▶ **Problem to solve**:
The records below must be returned exactly, with every picture left out.

▶ **Dataset content**:
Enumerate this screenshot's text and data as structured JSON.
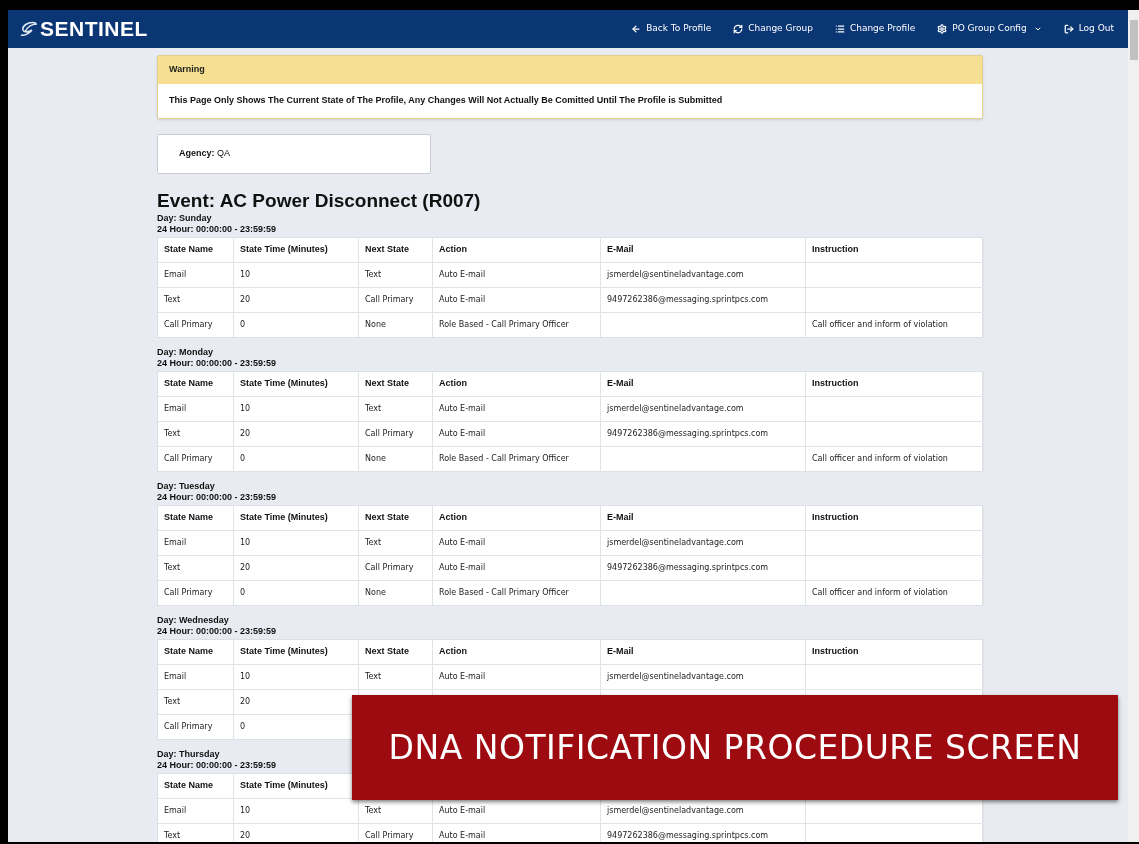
{
  "navbar": {
    "logo": "SENTINEL",
    "items": [
      {
        "label": "Back To Profile",
        "dropdown": false
      },
      {
        "label": "Change Group",
        "dropdown": false
      },
      {
        "label": "Change Profile",
        "dropdown": false
      },
      {
        "label": "PO Group Config",
        "dropdown": true
      },
      {
        "label": "Log Out",
        "dropdown": false
      }
    ]
  },
  "warning": {
    "title": "Warning",
    "message": "This Page Only Shows The Current State of The Profile, Any Changes Will Not Actually Be Comitted Until The Profile is Submitted"
  },
  "agency": {
    "label": "Agency:",
    "value": "QA"
  },
  "event_title": "Event: AC Power Disconnect (R007)",
  "days": [
    {
      "day": "Day: Sunday",
      "hours": "24 Hour: 00:00:00 - 23:59:59",
      "columns": [
        "State Name",
        "State Time (Minutes)",
        "Next State",
        "Action",
        "E-Mail",
        "Instruction"
      ],
      "rows": [
        {
          "state_name": "Email",
          "state_time": "10",
          "next_state": "Text",
          "action": "Auto E-mail",
          "email": "jsmerdel@sentineladvantage.com"
        },
        {
          "state_name": "Text",
          "state_time": "20",
          "next_state": "Call Primary",
          "action": "Auto E-mail",
          "email": "9497262386@messaging.sprintpcs.com"
        },
        {
          "state_name": "Call Primary",
          "state_time": "0",
          "next_state": "None",
          "action": "Role Based - Call Primary Officer",
          "instruction": "Call officer and inform of violation"
        }
      ]
    },
    {
      "day": "Day: Monday",
      "hours": "24 Hour: 00:00:00 - 23:59:59",
      "columns": [
        "State Name",
        "State Time (Minutes)",
        "Next State",
        "Action",
        "E-Mail",
        "Instruction"
      ],
      "rows": [
        {
          "state_name": "Email",
          "state_time": "10",
          "next_state": "Text",
          "action": "Auto E-mail",
          "email": "jsmerdel@sentineladvantage.com"
        },
        {
          "state_name": "Text",
          "state_time": "20",
          "next_state": "Call Primary",
          "action": "Auto E-mail",
          "email": "9497262386@messaging.sprintpcs.com"
        },
        {
          "state_name": "Call Primary",
          "state_time": "0",
          "next_state": "None",
          "action": "Role Based - Call Primary Officer",
          "instruction": "Call officer and inform of violation"
        }
      ]
    },
    {
      "day": "Day: Tuesday",
      "hours": "24 Hour: 00:00:00 - 23:59:59",
      "columns": [
        "State Name",
        "State Time (Minutes)",
        "Next State",
        "Action",
        "E-Mail",
        "Instruction"
      ],
      "rows": [
        {
          "state_name": "Email",
          "state_time": "10",
          "next_state": "Text",
          "action": "Auto E-mail",
          "email": "jsmerdel@sentineladvantage.com"
        },
        {
          "state_name": "Text",
          "state_time": "20",
          "next_state": "Call Primary",
          "action": "Auto E-mail",
          "email": "9497262386@messaging.sprintpcs.com"
        },
        {
          "state_name": "Call Primary",
          "state_time": "0",
          "next_state": "None",
          "action": "Role Based - Call Primary Officer",
          "instruction": "Call officer and inform of violation"
        }
      ]
    },
    {
      "day": "Day: Wednesday",
      "hours": "24 Hour: 00:00:00 - 23:59:59",
      "columns": [
        "State Name",
        "State Time (Minutes)",
        "Next State",
        "Action",
        "E-Mail",
        "Instruction"
      ],
      "rows": [
        {
          "state_name": "Email",
          "state_time": "10",
          "next_state": "Text",
          "action": "Auto E-mail",
          "email": "jsmerdel@sentineladvantage.com"
        },
        {
          "state_name": "Text",
          "state_time": "20"
        },
        {
          "state_name": "Call Primary",
          "state_time": "0"
        }
      ]
    },
    {
      "day": "Day: Thursday",
      "hours": "24 Hour: 00:00:00 - 23:59:59",
      "columns": [
        "State Name",
        "State Time (Minutes)"
      ],
      "rows": [
        {
          "state_name": "Email",
          "state_time": "10",
          "next_state": "Text",
          "action": "Auto E-mail",
          "email": "jsmerdel@sentineladvantage.com"
        },
        {
          "state_name": "Text",
          "state_time": "20",
          "next_state": "Call Primary",
          "action": "Auto E-mail",
          "email": "9497262386@messaging.sprintpcs.com"
        }
      ]
    }
  ],
  "overlay_caption": "DNA NOTIFICATION PROCEDURE SCREEN"
}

▶ **Your solution**:
Enumerate this screenshot's text and data as structured JSON.
{
  "navbar": {
    "logo": "SENTINEL",
    "items": [
      {
        "label": "Back To Profile",
        "dropdown": false
      },
      {
        "label": "Change Group",
        "dropdown": false
      },
      {
        "label": "Change Profile",
        "dropdown": false
      },
      {
        "label": "PO Group Config",
        "dropdown": true
      },
      {
        "label": "Log Out",
        "dropdown": false
      }
    ]
  },
  "warning": {
    "title": "Warning",
    "message": "This Page Only Shows The Current State of The Profile, Any Changes Will Not Actually Be Comitted Until The Profile is Submitted"
  },
  "agency": {
    "label": "Agency:",
    "value": "QA"
  },
  "event_title": "Event: AC Power Disconnect (R007)",
  "days": [
    {
      "day": "Day: Sunday",
      "hours": "24 Hour: 00:00:00 - 23:59:59",
      "columns": [
        "State Name",
        "State Time (Minutes)",
        "Next State",
        "Action",
        "E-Mail",
        "Instruction"
      ],
      "rows": [
        {
          "state_name": "Email",
          "state_time": "10",
          "next_state": "Text",
          "action": "Auto E-mail",
          "email": "jsmerdel@sentineladvantage.com"
        },
        {
          "state_name": "Text",
          "state_time": "20",
          "next_state": "Call Primary",
          "action": "Auto E-mail",
          "email": "9497262386@messaging.sprintpcs.com"
        },
        {
          "state_name": "Call Primary",
          "state_time": "0",
          "next_state": "None",
          "action": "Role Based - Call Primary Officer",
          "instruction": "Call officer and inform of violation"
        }
      ]
    },
    {
      "day": "Day: Monday",
      "hours": "24 Hour: 00:00:00 - 23:59:59",
      "columns": [
        "State Name",
        "State Time (Minutes)",
        "Next State",
        "Action",
        "E-Mail",
        "Instruction"
      ],
      "rows": [
        {
          "state_name": "Email",
          "state_time": "10",
          "next_state": "Text",
          "action": "Auto E-mail",
          "email": "jsmerdel@sentineladvantage.com"
        },
        {
          "state_name": "Text",
          "state_time": "20",
          "next_state": "Call Primary",
          "action": "Auto E-mail",
          "email": "9497262386@messaging.sprintpcs.com"
        },
        {
          "state_name": "Call Primary",
          "state_time": "0",
          "next_state": "None",
          "action": "Role Based - Call Primary Officer",
          "instruction": "Call officer and inform of violation"
        }
      ]
    },
    {
      "day": "Day: Tuesday",
      "hours": "24 Hour: 00:00:00 - 23:59:59",
      "columns": [
        "State Name",
        "State Time (Minutes)",
        "Next State",
        "Action",
        "E-Mail",
        "Instruction"
      ],
      "rows": [
        {
          "state_name": "Email",
          "state_time": "10",
          "next_state": "Text",
          "action": "Auto E-mail",
          "email": "jsmerdel@sentineladvantage.com"
        },
        {
          "state_name": "Text",
          "state_time": "20",
          "next_state": "Call Primary",
          "action": "Auto E-mail",
          "email": "9497262386@messaging.sprintpcs.com"
        },
        {
          "state_name": "Call Primary",
          "state_time": "0",
          "next_state": "None",
          "action": "Role Based - Call Primary Officer",
          "instruction": "Call officer and inform of violation"
        }
      ]
    },
    {
      "day": "Day: Wednesday",
      "hours": "24 Hour: 00:00:00 - 23:59:59",
      "columns": [
        "State Name",
        "State Time (Minutes)",
        "Next State",
        "Action",
        "E-Mail",
        "Instruction"
      ],
      "rows": [
        {
          "state_name": "Email",
          "state_time": "10",
          "next_state": "Text",
          "action": "Auto E-mail",
          "email": "jsmerdel@sentineladvantage.com"
        },
        {
          "state_name": "Text",
          "state_time": "20"
        },
        {
          "state_name": "Call Primary",
          "state_time": "0"
        }
      ]
    },
    {
      "day": "Day: Thursday",
      "hours": "24 Hour: 00:00:00 - 23:59:59",
      "columns": [
        "State Name",
        "State Time (Minutes)"
      ],
      "rows": [
        {
          "state_name": "Email",
          "state_time": "10",
          "next_state": "Text",
          "action": "Auto E-mail",
          "email": "jsmerdel@sentineladvantage.com"
        },
        {
          "state_name": "Text",
          "state_time": "20",
          "next_state": "Call Primary",
          "action": "Auto E-mail",
          "email": "9497262386@messaging.sprintpcs.com"
        }
      ]
    }
  ],
  "overlay_caption": "DNA NOTIFICATION PROCEDURE SCREEN"
}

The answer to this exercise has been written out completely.